Since June is LGBT Pride Month, here are 10 jobs that allow you to dedicate your professional career to fighting discrimination.
When it comes to work and discrimination, it doesn’t matter what career field you’re in: sooner or later, you may run into a situation where you’ve got stand up or speak out against prejudice. So whether you’re defending a co-worker, organizing an education session for your office or advocating for a policy change, you can incorporate the fight for equality into almost any line of work.
However, some career choices are particularly well designed to bring about change. And since June is LGBT Pride Month, a time to rededicate ourselves to the pursuit of equal rights, here are 10 jobs that allow you to dedicate your professional career to fighting discrimination:
As an Equal Employment Opportunity Specialist, you evaluate companies and organizations to make sure they comply with equal opportunity laws. Your main goal is to make sure every jobseeker receives a fair shot at a position.
Average salary: $61,000
Job Outlook (2010-2020): 15 percent growth (that’s about average)
Whether leading a college class on the psychology of discrimination or teaching first graders about making friends with everyone, being a teacher gives you a special ability to discourage prejudice and help shape open minds.
Average salary: $52,000
Job Outlook: 17 percent growth (about average)
In this position, you rally and organize people who want to join the equality movement. Through your work, you enable people to come together and funnel their joint power into action that’s greater than the sum of its individual parts. (And by the way, that’s coordinating volunteers, not volunteering as a coordinator.)

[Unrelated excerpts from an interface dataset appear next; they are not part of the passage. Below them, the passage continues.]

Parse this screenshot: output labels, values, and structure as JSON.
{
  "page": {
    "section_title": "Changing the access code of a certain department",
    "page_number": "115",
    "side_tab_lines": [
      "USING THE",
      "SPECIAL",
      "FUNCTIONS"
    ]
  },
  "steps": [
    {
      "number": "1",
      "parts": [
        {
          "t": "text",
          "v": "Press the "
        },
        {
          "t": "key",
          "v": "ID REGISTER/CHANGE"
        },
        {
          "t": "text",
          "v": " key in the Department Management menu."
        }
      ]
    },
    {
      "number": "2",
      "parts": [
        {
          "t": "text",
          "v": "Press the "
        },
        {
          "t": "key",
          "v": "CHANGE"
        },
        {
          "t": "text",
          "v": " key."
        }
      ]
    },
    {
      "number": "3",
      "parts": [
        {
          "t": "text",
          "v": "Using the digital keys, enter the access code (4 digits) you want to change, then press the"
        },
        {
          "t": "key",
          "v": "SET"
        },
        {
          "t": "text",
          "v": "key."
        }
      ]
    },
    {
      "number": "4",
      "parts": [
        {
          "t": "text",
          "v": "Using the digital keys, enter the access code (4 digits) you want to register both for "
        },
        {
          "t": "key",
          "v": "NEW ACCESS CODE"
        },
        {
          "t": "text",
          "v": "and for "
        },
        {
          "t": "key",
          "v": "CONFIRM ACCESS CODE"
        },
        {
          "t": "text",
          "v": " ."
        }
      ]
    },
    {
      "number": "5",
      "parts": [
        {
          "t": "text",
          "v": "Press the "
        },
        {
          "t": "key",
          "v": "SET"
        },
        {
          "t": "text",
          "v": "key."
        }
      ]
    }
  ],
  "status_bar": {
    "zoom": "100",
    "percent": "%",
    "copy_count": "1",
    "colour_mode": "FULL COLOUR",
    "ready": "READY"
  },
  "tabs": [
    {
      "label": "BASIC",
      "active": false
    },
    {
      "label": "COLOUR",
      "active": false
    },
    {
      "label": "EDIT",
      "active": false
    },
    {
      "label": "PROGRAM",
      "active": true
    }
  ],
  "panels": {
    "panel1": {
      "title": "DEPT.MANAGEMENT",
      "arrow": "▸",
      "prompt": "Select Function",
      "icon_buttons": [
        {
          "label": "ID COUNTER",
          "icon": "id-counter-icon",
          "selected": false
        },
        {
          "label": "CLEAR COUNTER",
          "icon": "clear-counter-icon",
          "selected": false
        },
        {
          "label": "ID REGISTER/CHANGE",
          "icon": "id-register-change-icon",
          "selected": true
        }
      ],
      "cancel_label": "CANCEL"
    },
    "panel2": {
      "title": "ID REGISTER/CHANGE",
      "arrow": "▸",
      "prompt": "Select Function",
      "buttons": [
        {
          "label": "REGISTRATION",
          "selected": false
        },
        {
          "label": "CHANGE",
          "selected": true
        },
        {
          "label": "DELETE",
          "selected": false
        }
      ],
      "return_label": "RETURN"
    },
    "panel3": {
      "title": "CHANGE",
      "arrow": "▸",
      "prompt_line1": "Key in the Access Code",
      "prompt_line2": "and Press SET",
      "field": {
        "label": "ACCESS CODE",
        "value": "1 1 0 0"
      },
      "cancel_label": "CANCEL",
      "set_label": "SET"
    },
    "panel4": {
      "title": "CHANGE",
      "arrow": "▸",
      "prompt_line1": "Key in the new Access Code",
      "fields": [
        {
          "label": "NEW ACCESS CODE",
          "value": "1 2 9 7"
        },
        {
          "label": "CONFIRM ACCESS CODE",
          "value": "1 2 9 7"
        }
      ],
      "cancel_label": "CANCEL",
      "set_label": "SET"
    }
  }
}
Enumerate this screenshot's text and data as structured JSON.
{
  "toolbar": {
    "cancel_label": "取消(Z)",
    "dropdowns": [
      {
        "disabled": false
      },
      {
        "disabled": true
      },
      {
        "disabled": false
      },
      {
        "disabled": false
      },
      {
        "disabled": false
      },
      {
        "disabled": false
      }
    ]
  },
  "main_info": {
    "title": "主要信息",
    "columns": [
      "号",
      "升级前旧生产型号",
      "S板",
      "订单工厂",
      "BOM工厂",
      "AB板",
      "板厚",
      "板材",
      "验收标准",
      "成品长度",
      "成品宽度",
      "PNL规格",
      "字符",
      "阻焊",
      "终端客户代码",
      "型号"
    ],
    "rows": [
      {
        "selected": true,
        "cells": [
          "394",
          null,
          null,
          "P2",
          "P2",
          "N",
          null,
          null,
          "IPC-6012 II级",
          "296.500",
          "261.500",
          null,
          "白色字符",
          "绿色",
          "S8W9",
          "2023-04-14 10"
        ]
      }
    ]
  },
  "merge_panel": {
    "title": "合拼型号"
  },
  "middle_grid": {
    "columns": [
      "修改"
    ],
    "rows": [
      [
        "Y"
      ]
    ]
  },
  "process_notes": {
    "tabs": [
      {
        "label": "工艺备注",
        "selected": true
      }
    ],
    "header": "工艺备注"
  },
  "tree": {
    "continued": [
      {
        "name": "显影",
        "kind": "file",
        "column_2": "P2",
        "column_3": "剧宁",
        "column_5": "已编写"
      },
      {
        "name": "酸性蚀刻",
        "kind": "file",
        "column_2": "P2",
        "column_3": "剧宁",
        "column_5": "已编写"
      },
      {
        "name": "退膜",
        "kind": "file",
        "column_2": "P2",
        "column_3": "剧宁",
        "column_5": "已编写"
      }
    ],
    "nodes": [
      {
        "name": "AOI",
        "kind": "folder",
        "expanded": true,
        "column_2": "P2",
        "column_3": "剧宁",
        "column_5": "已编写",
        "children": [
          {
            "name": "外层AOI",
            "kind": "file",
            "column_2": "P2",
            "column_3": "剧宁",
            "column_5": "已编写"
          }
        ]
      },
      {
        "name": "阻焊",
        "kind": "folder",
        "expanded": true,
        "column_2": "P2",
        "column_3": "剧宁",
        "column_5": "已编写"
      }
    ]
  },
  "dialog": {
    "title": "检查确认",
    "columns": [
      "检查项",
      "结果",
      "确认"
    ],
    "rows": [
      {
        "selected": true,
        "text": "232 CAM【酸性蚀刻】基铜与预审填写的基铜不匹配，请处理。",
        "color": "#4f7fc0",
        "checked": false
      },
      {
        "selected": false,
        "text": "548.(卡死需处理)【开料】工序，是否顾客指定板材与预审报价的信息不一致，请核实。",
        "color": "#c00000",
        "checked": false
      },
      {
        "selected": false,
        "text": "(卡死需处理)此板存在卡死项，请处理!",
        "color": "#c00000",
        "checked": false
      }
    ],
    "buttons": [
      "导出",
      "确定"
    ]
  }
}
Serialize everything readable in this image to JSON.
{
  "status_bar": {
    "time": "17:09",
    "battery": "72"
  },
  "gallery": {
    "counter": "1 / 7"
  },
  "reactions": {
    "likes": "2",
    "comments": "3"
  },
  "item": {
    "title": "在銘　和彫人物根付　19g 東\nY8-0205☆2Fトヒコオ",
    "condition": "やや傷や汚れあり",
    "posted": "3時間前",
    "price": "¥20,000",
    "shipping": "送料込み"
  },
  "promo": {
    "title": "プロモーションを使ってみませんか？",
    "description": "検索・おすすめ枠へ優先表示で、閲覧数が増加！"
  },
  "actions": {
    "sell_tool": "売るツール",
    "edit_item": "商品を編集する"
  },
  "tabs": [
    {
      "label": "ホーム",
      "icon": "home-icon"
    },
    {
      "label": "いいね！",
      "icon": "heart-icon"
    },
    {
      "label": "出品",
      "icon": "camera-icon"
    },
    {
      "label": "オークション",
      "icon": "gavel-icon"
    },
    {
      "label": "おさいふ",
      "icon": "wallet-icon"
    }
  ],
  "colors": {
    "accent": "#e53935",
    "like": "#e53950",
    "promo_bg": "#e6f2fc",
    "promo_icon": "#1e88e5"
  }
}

Average salary: $58,000
Job Outlook: 27 percent growth (faster than average)
4. HR Manager
By hiring and training employees with a variety of experiences and backgrounds, you can actively create a work environment that’s strengthened through the diversity of its team members.
Average salary: $99,000
Job Outlook: 13 percent growth (about average)
Wield your pen to expose discriminatory activities, spread accurate information, or share articles about inspiring individuals or organizations who are fighting the good fight.
Average salary: $36,000
Job Outlook: 6 percent growth (slower than average)
Whether you work on small cases to enforce anti-discrimination laws or major lawsuits in front of the Supreme Court on civil liberties, you can put your legal talents to good use in this position.
Average salary: $133,000
Job Outlook: 10 percent growth (about average)
Mahatma Gandhi famously said, “Be the change you want to see in the world.” Through policymaking or leadership, you can set examples or precedents to encourage equal treatment for each constituent you represent.
Average salary: Highly varied
Job Outlook: Little or no change
You’re in charge of bringing in the big bucks that your non-profit organization uses to raise awareness, create campaigns and unite people around your cause.
Average salary: $93,000
Job Outlook: 15 percent growth (about average)
Use your power of persuasion to influence politicians on behalf of your cause. Your words and actions can help shape laws and policies to strengthen equal rights and protect people against discrimination.
Average salary: $58,000
Job Outlook: 21 percent growth (faster than average)
As documentaries like Bully and Miss Representation show us, film can be a powerful medium to raise awareness and open minds. Your cinematic work can help shed light or raise funds for your cause of choice.
Average salary: $68,000
Job Outlook: 11 percent growth (about average)
All salary and job outlook data is from the U.S. Bureau of Labor Statistics.
What other jobs might help you push for equality?